What to do = Down to the last line, repeat the entries exactly.

Data records for software interfaces:
Start of Block
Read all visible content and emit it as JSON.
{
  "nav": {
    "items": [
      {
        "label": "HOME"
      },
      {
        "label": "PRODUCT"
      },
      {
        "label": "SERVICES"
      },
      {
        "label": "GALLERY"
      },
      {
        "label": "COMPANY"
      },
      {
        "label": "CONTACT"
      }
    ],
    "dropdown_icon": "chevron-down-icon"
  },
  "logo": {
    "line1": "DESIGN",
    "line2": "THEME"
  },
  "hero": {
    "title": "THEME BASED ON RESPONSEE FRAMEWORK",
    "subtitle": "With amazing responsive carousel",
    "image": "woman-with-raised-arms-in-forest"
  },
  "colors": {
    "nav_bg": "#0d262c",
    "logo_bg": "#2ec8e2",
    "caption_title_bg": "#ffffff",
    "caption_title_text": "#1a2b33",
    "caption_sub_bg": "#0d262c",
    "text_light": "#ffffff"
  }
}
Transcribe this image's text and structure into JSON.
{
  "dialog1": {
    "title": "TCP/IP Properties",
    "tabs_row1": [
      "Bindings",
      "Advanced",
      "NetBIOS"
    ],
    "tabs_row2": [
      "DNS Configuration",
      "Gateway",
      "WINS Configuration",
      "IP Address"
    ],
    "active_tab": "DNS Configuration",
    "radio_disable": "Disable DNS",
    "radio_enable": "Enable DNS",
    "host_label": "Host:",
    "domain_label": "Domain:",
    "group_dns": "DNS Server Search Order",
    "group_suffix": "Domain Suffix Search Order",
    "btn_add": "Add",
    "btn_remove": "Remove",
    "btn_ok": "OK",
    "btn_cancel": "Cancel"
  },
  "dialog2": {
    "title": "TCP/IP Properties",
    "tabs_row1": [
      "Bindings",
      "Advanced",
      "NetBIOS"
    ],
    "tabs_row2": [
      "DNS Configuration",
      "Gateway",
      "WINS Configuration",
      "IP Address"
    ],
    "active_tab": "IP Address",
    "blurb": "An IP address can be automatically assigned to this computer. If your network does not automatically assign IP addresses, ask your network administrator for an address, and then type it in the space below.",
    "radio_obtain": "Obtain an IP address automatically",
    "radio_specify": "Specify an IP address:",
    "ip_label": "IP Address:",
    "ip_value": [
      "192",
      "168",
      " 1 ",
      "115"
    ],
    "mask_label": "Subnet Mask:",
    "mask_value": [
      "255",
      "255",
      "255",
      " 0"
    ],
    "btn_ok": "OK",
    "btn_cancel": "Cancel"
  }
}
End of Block
Exercise result =
Read all visible content and emit it as JSON.
{
  "nav": {
    "items": [
      {
        "label": "HOME"
      },
      {
        "label": "PRODUCT"
      },
      {
        "label": "SERVICES"
      },
      {
        "label": "GALLERY"
      },
      {
        "label": "COMPANY"
      },
      {
        "label": "CONTACT"
      }
    ],
    "dropdown_icon": "chevron-down-icon"
  },
  "logo": {
    "line1": "DESIGN",
    "line2": "THEME"
  },
  "hero": {
    "title": "THEME BASED ON RESPONSEE FRAMEWORK",
    "subtitle": "With amazing responsive carousel",
    "image": "woman-with-raised-arms-in-forest"
  },
  "colors": {
    "nav_bg": "#0d262c",
    "logo_bg": "#2ec8e2",
    "caption_title_bg": "#ffffff",
    "caption_title_text": "#1a2b33",
    "caption_sub_bg": "#0d262c",
    "text_light": "#ffffff"
  }
}
Transcribe this image's text and structure into JSON.
{
  "dialog1": {
    "title": "TCP/IP Properties",
    "tabs_row1": [
      "Bindings",
      "Advanced",
      "NetBIOS"
    ],
    "tabs_row2": [
      "DNS Configuration",
      "Gateway",
      "WINS Configuration",
      "IP Address"
    ],
    "active_tab": "DNS Configuration",
    "radio_disable": "Disable DNS",
    "radio_enable": "Enable DNS",
    "host_label": "Host:",
    "domain_label": "Domain:",
    "group_dns": "DNS Server Search Order",
    "group_suffix": "Domain Suffix Search Order",
    "btn_add": "Add",
    "btn_remove": "Remove",
    "btn_ok": "OK",
    "btn_cancel": "Cancel"
  },
  "dialog2": {
    "title": "TCP/IP Properties",
    "tabs_row1": [
      "Bindings",
      "Advanced",
      "NetBIOS"
    ],
    "tabs_row2": [
      "DNS Configuration",
      "Gateway",
      "WINS Configuration",
      "IP Address"
    ],
    "active_tab": "IP Address",
    "blurb": "An IP address can be automatically assigned to this computer. If your network does not automatically assign IP addresses, ask your network administrator for an address, and then type it in the space below.",
    "radio_obtain": "Obtain an IP address automatically",
    "radio_specify": "Specify an IP address:",
    "ip_label": "IP Address:",
    "ip_value": [
      "192",
      "168",
      " 1 ",
      "115"
    ],
    "mask_label": "Subnet Mask:",
    "mask_value": [
      "255",
      "255",
      "255",
      " 0"
    ],
    "btn_ok": "OK",
    "btn_cancel": "Cancel"
  }
}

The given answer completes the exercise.